By Henry S. Kahn, M.D.
JAMA Internal Medicine, November 30, 2020
To the Editor: As the coronavirus disease 2019 (COVID-19) pandemic charges ahead, I too have felt the sideline guilt that David Reuben1 described in his recent Physician Perspective. I retired from active patient care several years ago. Truth be told, it has been decades since I had acute-care skills that might be useful in today’s intensive care units. Nevertheless, as a retiree, I am tormented by the undeniable horrors of the pandemic.
The COVID-19 pandemic has sharply clarified the structural flaws in US medical care and the inadequacy of our public health infrastructure. Even before the current economic recession, tens of millions in the US could not afford medical care while private corporations enriched themselves through expanding their roles in hospital management and ownership of physicians’ practices.2 With the pandemic’s arrival and proliferation of massive unemployment, job-related medical coverage has become increasingly irrelevant. The modest benefits of the Affordable Care Act have largely evaporated, yet the profits of investor-owned insurance companies have soared to record levels.3
Retirement deepens my perspective about what must be done. Responding to Reuben’s challenge, the most “efficient and ethical thing”1 I can do is increase my advocacy for a fundamental change in how the US finances medical care and supports public health. I believe that the adoption of improved, expanded Medicare for all would be a great first step. For US physicians who may now find themselves on the COVID-19 sidelines, I recommend committing to improving the US health care system in ways that move us toward universal coverage and away from for-profit, corporate capture.
- Reuben DB. Sideline guilt. JAMA Intern Med. 2020;180(9):1150-1151. doi:10.1001/jamainternmed.2020.2746
- Himmelstein DU, Woolhandler S. The U.S. health care system on the eve of the Covid-19 epidemic: a summary of recent evidence on its impaired performance. Int J Health Serv. 2020;50(4):408-414. doi:10.1177/0020731420937631

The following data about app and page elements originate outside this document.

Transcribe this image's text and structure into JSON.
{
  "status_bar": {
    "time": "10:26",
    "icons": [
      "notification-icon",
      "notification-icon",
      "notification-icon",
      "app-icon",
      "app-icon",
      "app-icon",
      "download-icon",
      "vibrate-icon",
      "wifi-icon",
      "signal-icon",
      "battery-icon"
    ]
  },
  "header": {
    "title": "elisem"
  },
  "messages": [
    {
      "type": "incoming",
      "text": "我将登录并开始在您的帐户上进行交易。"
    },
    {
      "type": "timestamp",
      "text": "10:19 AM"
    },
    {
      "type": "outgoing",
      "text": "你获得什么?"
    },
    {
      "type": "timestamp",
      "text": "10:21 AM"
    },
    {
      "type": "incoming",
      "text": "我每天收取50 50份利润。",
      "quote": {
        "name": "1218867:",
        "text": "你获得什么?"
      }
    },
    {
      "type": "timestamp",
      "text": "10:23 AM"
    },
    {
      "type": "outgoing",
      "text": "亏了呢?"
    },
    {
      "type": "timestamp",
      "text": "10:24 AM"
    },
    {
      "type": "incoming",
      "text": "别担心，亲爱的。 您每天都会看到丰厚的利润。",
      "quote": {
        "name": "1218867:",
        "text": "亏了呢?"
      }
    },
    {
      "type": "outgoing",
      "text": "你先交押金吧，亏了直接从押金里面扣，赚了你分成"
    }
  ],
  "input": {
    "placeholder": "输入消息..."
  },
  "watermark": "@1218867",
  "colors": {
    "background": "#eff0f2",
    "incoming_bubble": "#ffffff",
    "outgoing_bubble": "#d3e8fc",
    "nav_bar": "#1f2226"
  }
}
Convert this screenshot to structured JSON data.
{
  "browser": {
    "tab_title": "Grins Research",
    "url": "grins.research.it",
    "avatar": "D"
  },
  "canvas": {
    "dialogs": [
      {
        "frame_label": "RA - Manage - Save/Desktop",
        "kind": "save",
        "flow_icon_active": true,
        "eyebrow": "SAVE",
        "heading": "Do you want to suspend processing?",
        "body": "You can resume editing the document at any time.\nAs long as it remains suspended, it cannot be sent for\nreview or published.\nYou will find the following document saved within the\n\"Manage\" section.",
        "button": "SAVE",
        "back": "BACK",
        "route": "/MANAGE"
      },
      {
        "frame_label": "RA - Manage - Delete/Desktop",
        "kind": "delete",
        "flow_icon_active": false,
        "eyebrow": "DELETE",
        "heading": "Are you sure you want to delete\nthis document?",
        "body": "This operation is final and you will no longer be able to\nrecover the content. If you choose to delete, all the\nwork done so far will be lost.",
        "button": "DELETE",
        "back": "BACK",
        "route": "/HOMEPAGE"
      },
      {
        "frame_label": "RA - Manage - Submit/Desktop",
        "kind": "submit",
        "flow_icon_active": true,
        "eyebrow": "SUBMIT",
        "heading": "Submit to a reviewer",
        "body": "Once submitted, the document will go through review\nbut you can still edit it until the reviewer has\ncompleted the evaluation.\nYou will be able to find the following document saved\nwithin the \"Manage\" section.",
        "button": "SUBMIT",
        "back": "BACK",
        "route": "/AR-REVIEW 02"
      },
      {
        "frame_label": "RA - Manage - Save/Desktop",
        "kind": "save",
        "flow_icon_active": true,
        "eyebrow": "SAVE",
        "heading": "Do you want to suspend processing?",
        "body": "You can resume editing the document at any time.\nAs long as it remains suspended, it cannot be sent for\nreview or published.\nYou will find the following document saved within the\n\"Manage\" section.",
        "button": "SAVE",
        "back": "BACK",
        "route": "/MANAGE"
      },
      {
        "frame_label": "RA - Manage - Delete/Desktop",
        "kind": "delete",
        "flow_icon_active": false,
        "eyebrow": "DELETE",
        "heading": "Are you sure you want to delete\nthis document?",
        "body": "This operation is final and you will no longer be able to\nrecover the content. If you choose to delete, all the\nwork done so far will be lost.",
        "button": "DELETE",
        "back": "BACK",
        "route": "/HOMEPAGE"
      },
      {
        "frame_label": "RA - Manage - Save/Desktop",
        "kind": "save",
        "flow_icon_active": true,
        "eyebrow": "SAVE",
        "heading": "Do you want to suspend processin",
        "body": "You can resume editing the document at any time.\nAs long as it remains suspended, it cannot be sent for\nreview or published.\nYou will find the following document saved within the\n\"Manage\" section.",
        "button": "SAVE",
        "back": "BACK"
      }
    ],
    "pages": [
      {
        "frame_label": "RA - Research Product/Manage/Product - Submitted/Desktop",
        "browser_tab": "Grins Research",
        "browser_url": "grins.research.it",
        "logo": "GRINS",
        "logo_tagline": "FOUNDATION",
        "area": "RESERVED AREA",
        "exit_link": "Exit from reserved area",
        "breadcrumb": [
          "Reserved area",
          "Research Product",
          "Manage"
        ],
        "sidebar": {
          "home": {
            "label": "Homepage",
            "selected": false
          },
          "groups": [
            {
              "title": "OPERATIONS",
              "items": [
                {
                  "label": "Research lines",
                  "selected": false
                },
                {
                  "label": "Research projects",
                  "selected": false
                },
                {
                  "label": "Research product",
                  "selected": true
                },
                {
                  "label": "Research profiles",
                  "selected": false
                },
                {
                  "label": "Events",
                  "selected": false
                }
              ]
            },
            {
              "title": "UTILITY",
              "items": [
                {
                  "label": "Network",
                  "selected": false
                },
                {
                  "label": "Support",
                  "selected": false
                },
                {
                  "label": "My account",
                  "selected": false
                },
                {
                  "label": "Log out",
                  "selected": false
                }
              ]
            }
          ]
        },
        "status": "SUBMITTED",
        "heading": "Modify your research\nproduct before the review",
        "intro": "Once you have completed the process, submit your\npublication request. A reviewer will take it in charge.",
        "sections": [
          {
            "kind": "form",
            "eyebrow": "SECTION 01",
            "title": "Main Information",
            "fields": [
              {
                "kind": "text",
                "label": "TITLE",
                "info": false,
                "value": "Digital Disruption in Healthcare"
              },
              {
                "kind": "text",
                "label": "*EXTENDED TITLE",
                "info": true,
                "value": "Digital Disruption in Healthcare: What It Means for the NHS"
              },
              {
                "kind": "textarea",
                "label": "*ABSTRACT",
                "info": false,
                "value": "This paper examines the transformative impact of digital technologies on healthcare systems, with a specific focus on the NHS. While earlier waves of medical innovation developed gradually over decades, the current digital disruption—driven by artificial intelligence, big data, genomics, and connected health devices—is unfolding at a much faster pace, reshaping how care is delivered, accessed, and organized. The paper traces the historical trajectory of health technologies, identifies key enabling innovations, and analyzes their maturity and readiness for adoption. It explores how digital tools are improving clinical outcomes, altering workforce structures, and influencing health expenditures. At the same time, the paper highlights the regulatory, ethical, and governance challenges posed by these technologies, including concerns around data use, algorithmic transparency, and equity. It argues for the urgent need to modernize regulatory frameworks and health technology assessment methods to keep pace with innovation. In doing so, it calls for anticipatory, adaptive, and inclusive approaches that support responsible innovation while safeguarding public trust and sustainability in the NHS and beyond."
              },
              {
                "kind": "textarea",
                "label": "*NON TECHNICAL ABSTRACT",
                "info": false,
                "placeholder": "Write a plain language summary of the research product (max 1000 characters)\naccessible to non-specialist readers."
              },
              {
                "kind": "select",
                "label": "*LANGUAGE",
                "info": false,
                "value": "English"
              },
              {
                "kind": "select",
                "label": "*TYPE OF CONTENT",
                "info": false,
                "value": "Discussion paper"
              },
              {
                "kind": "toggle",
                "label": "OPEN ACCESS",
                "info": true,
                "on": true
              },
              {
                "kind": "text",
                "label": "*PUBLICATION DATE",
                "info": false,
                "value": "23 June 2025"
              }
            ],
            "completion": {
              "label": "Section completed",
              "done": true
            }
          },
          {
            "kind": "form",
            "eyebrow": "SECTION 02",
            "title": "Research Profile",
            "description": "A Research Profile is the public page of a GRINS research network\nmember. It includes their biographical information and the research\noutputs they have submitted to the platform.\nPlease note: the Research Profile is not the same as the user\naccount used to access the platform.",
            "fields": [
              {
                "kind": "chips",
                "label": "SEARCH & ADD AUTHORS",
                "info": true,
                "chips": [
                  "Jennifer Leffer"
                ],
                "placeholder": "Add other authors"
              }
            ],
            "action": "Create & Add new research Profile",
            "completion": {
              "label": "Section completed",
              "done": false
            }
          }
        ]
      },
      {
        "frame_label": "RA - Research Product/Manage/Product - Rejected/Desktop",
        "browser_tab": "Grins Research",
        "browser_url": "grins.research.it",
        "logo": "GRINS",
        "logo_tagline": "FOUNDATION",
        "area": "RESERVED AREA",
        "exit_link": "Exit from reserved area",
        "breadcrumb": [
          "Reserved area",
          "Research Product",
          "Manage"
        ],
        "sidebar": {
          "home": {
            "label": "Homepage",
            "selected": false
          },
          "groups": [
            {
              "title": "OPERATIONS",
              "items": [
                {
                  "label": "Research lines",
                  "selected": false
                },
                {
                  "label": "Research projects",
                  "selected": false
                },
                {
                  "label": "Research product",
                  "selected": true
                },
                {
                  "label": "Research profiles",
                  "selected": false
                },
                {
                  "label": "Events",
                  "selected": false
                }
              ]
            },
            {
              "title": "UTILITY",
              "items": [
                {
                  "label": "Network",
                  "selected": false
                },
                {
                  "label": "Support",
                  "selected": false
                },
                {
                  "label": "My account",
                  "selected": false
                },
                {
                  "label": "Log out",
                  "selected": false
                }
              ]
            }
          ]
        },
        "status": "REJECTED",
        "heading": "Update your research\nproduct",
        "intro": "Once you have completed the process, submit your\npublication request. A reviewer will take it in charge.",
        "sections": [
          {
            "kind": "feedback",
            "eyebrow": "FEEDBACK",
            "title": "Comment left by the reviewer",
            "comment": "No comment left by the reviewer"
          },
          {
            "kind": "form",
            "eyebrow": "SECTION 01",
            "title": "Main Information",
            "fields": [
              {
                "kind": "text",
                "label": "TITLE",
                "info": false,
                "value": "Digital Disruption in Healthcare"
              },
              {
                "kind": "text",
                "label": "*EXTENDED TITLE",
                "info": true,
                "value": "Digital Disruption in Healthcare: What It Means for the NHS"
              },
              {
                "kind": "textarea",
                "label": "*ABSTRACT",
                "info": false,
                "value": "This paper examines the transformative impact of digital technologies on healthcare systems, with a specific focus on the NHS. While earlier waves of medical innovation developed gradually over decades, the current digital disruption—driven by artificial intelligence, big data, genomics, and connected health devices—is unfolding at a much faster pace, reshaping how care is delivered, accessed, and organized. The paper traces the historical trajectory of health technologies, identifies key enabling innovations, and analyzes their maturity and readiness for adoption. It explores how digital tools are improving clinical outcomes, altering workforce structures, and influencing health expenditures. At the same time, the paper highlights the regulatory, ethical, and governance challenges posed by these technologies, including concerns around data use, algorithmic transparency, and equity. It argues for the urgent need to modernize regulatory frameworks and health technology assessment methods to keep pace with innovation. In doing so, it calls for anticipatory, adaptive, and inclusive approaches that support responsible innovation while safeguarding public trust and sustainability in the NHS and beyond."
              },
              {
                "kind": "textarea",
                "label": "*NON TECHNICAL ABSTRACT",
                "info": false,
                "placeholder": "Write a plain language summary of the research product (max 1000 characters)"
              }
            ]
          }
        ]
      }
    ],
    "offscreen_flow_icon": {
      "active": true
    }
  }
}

- Herman B. UnitedHealth posts most profitable quarter in its history. Axios. July 15, 2020. Accessed October 22, 2020. https://www.axios.com…